Monday, 21 July 2014
Figure World 2014 & More work on Perry Boney
Ol' Boney his-self.
Last Saturday, 19th July, Teresa and I visited Figure World for the first time. In the beautiful setting of Oundle School, itself set in the very picturesque village of Oundle, enthusiasts for figure modelling put on a show that's still quite new, and is, apparently, the only UK show solely dedicated to figure modelling.
This is actually the view looking out from the venue, but it's still part of the school, and gives the flavour of the setting.
I was there to further work on my Perry 'Bonaparte Crossing The Alps' figure. I wanted a wooden base, and some matt enamel. A pretty short shopping list for me! I was tmpeted by some nice but pricey 54mm metal Napoleonics, and also some superb books on modelling trees, by Gordon Gravett. But I managed a rare feat of self control, and only got what I'd originally intended to buy. Phew!
Today I boldly embarked upon the next, and to me the scariest step: modelling a scenic base. I've never done anything like this before. Even the bases for wargaming figures I made over two decades ago, when I originally built up armies as a youngster, were nothing like this is intended to be. I want to emulate the rocky ground in the David Painting. I'm also setting the miniature on a round wooden base, so I needed to somehow cut out a neat circular section of the rocky scene.
I wanted to use the modelling of the rocky setting as an opportunity to tilt the horse into a more reared-up pose, as per the painting. The figure as is, if based directly onto a flat surface, is in quite a different pose to the very alive and energised David renderings.
In the end I used some yellow/grey Milliput. This Milliput is as old as some of my older Humbrol enamel tinlets, i.e. over 20 years old, minimum! But, amazingly, it's still usable. Having mixed the epoxy materials together, I started modelling a sloping disc, using various knives and sundry other tools. I then used a plastic lid, from a cylindrical spice container, which I'd found was more or less the perfect diameter, and cut into the Milliput, cookie-cutter style.
I like this view, as it shows clearly the jagged rock edges that I've modelled in the style of David's Belvedere painting.

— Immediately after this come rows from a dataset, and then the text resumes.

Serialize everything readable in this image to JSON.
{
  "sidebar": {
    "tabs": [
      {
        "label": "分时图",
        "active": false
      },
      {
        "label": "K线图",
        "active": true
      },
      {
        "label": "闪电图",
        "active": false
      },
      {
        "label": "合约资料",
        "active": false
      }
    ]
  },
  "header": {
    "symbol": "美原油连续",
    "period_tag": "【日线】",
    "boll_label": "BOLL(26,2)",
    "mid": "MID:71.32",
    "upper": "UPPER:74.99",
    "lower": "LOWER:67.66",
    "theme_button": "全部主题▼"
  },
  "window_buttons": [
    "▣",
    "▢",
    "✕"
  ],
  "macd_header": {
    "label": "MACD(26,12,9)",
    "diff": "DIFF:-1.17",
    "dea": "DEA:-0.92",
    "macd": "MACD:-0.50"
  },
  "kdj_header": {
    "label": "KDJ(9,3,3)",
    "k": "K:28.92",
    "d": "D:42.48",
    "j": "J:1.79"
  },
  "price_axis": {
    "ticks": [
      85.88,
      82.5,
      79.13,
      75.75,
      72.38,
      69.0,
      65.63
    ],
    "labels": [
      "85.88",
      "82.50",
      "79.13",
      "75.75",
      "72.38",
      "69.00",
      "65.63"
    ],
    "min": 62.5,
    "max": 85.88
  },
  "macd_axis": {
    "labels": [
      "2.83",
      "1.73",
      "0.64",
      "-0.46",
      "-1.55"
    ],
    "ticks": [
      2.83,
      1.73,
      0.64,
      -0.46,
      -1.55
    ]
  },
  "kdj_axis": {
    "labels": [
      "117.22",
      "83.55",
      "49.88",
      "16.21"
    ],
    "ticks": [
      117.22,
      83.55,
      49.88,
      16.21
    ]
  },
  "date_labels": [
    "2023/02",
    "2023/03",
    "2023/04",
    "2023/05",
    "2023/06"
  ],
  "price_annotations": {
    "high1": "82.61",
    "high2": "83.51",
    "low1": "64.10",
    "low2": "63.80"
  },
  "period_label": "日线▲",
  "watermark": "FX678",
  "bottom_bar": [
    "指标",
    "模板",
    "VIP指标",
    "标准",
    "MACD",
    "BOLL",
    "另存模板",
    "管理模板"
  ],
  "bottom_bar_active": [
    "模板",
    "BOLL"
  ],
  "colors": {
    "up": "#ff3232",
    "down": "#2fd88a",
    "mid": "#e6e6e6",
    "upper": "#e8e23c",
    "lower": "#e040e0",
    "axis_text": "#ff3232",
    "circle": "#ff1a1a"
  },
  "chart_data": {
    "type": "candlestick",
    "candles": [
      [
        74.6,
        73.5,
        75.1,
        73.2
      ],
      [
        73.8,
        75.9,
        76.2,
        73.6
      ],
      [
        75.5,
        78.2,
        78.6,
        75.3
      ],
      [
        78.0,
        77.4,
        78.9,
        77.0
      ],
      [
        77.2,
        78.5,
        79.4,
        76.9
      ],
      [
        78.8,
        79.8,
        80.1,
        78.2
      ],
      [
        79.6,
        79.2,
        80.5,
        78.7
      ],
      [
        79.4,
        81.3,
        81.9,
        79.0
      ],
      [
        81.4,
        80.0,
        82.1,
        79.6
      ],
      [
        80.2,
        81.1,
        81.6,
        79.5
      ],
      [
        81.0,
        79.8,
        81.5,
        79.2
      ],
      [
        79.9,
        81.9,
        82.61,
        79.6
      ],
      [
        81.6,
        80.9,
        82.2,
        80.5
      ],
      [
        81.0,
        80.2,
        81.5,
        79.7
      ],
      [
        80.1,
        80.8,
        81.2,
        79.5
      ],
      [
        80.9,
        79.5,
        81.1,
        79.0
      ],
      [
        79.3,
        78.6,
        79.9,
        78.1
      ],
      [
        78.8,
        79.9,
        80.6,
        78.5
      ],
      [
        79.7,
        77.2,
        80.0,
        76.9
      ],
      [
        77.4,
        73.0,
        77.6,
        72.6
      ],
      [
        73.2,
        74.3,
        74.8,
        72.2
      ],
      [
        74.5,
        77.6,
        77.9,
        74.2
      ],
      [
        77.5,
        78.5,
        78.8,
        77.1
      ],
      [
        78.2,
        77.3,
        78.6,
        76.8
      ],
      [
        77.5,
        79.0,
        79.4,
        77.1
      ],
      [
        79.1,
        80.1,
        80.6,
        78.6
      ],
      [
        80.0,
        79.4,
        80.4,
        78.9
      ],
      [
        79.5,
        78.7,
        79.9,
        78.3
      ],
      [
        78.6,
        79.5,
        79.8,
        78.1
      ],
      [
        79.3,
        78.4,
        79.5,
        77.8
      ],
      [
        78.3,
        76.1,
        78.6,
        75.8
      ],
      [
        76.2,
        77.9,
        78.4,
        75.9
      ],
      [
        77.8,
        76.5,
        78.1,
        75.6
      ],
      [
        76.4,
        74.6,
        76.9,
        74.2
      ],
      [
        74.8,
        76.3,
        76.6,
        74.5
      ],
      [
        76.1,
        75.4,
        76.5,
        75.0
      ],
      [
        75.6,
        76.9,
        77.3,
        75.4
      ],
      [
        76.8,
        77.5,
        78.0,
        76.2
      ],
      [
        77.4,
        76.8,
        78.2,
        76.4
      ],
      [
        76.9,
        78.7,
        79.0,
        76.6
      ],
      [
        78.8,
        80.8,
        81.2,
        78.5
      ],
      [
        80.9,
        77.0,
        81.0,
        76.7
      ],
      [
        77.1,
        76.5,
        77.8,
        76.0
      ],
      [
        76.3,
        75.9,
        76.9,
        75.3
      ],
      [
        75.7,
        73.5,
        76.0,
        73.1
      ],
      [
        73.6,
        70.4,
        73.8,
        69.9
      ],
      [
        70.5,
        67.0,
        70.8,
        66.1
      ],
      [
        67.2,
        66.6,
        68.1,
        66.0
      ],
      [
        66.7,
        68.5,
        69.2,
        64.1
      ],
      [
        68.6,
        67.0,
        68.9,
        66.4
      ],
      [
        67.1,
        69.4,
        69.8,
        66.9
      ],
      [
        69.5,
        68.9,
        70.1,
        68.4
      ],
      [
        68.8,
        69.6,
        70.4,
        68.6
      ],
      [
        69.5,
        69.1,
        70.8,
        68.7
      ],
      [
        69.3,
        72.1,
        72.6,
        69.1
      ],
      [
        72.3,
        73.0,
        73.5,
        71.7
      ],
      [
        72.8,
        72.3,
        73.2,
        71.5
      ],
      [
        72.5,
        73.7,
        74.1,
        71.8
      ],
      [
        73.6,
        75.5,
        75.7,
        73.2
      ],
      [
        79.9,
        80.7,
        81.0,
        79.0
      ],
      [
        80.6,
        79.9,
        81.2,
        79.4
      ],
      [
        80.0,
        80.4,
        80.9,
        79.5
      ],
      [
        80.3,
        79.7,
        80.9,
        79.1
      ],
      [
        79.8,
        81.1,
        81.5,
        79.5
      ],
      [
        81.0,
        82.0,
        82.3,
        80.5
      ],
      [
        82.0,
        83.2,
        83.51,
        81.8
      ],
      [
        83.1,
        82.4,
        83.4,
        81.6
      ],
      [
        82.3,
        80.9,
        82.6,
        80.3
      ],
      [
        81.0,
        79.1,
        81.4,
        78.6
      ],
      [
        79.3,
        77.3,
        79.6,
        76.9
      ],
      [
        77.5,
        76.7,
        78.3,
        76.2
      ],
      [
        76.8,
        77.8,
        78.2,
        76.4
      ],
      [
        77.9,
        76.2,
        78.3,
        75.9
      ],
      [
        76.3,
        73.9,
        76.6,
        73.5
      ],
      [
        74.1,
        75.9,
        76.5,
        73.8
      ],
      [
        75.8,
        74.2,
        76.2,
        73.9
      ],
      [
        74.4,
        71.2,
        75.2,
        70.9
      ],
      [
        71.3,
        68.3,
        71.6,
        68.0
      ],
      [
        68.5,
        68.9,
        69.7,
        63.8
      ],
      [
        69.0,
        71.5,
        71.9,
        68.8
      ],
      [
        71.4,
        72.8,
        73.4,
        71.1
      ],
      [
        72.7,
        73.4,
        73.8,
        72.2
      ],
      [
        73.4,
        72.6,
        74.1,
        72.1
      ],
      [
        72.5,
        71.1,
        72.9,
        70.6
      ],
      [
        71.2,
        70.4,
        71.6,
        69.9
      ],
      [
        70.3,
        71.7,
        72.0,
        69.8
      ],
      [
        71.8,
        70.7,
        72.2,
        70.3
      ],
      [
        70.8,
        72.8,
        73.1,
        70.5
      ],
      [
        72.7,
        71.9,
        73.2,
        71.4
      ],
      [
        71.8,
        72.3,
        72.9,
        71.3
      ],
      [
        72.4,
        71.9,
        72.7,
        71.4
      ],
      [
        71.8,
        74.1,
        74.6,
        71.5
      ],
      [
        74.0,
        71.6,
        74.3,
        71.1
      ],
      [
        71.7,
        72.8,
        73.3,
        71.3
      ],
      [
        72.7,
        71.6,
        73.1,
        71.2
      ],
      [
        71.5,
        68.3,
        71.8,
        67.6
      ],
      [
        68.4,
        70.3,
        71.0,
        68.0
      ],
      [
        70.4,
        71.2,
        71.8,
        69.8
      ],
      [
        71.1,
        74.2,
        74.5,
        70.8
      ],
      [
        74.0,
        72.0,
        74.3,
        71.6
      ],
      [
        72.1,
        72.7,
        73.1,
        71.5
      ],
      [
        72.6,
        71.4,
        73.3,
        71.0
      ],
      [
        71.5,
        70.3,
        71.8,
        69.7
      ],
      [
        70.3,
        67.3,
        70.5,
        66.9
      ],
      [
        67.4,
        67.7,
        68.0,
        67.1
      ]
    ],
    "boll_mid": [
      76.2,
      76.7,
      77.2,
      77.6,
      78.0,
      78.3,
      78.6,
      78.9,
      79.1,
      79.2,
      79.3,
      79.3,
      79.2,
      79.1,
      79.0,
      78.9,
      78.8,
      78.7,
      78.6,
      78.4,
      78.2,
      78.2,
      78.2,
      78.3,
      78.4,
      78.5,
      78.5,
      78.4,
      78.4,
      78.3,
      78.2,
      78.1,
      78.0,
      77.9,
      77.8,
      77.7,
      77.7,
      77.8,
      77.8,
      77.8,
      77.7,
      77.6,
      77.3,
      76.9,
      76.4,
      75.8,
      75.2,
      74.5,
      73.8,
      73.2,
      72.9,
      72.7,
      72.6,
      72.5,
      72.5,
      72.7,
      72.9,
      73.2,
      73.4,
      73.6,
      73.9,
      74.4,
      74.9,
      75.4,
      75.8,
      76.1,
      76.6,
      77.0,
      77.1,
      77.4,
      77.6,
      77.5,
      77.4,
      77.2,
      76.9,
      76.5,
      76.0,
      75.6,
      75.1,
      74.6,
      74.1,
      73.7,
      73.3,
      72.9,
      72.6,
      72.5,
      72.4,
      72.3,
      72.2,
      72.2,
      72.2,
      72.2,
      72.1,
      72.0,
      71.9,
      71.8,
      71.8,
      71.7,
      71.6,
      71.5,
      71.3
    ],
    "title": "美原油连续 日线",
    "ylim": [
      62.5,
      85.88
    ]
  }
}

I superglued the Milliput to the wooden base, and went around the edges attempting to tidy them up. In the process my nice clean cut cookie-edging lost a bit of its sharpness. But I'm satisfied, especially as this is a first ever attempt. I then put a it of superglue on the base, and pressed the painted figure into the Milliput 'rocks', before going to work to try and achieve a satisfying balance between preserving aspects of the sculpted base, and integrating it into my David-style rock scene.
Where the integration of the figures' base and the Milliput rocks looked pretty clumsy when unpainted, I think this black undercoat draws it all together quite nicely.
Impatience then lead me to paint the Milliput, after it'd only sat and 'gone off' for around about one hour. So far it's just had one coat of 'Umbrol matt black. Tomorrow I'll work on painting the rocks. Then I need to varnish the whole thing - figure and rocks, but not the wooden base - which is another stage I'm a bit worried about: as the figure stands (I know, I know, he's actually sitting!) I've used a mix of matt, satin and gloss paints, not to mention several metallic colours.
A guy at Figure World sold me a spray can of Testors varnish. It doesn't actually say what finish it is anywhere I can see, rather alarmingly and annoyingly . I did specify matt... so I very much hope it is matt! I'm feeling very chary of spraying Boney and his horse, as I don't want to wreck all the paint work with a uniform lacquer. But I need to do domething, as the Army Painter Quickshade wash I used on the mane and tail is a bit glossy/shiny, and I don't like that!
Once the base is modelled and painted, I think I'll commission an engraved 'plaque'. I got the contact details for someone who can do that at Figure a World as well. So it was a useful trip! Below are a few examples of the kind of eye-candy that was abundant at this show. There was all sorts of stuff, but I continue to confine myself mostly to Napoleonics.
I couldn't resist the WWI artillery diorama though. There was also a guy at the show trading as Tommy's War, and his WWI figures were both very impressive and highly tempting. And that's saying something for me, as it's a period I'm not much drawn to as a rule (mind you, I do like German lancers mit pickelhaube!). I also very much liked this WWII 'Landser' as well, modelled on a photo from the German Signal magazine.
The photo that inspired the model, from my copy of Swastika At War (Hunt/Hartman).